(Items from a data source)

┌──

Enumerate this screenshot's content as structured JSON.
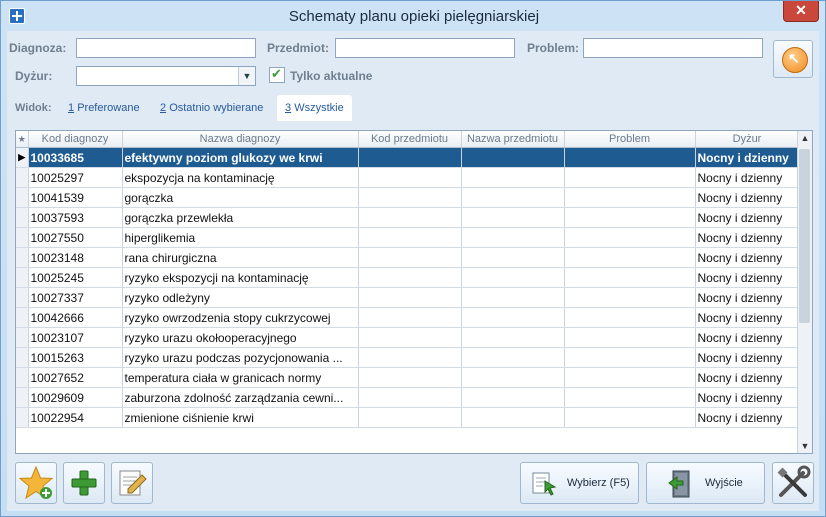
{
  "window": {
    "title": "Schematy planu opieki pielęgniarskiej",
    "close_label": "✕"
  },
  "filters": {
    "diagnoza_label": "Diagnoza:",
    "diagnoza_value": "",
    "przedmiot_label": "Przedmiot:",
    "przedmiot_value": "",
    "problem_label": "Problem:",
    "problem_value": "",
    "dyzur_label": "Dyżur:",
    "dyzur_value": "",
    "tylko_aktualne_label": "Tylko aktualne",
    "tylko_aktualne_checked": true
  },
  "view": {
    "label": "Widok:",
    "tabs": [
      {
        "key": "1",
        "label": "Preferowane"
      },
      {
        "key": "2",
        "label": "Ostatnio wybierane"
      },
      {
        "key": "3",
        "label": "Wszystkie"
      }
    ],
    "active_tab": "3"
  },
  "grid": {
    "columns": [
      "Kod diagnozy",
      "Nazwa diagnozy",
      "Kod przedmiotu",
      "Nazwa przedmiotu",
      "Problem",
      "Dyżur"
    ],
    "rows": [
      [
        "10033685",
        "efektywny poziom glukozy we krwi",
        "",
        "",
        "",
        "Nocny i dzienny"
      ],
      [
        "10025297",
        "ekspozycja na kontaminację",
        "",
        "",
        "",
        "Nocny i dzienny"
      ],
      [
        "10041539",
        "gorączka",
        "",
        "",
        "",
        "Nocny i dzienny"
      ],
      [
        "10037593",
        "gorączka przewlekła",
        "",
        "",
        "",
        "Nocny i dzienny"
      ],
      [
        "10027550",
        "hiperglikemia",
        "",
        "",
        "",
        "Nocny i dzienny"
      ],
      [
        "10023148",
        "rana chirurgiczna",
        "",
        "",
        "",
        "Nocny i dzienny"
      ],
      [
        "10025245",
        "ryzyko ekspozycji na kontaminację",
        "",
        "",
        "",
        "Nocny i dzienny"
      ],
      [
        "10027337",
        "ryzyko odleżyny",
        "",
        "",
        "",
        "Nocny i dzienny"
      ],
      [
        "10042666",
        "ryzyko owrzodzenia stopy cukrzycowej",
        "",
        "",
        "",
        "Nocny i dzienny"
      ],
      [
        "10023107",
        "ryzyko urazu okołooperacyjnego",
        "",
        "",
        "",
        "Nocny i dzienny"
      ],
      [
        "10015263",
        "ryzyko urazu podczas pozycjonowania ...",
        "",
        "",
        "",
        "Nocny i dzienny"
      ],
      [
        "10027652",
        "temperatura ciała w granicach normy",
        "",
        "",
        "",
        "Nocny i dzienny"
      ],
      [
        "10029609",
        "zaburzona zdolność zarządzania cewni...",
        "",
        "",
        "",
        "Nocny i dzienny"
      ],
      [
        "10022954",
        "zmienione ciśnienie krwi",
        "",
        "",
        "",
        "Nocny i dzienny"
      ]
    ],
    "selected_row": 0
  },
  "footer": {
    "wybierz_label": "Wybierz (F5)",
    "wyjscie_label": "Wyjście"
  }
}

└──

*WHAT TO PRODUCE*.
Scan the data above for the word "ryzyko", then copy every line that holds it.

*RESULT FOR THIS TASK*.
        "ryzyko ekspozycji na kontaminację",
        "ryzyko odleżyny",
        "ryzyko owrzodzenia stopy cukrzycowej",
        "ryzyko urazu okołooperacyjnego",
        "ryzyko urazu podczas pozycjonowania ...",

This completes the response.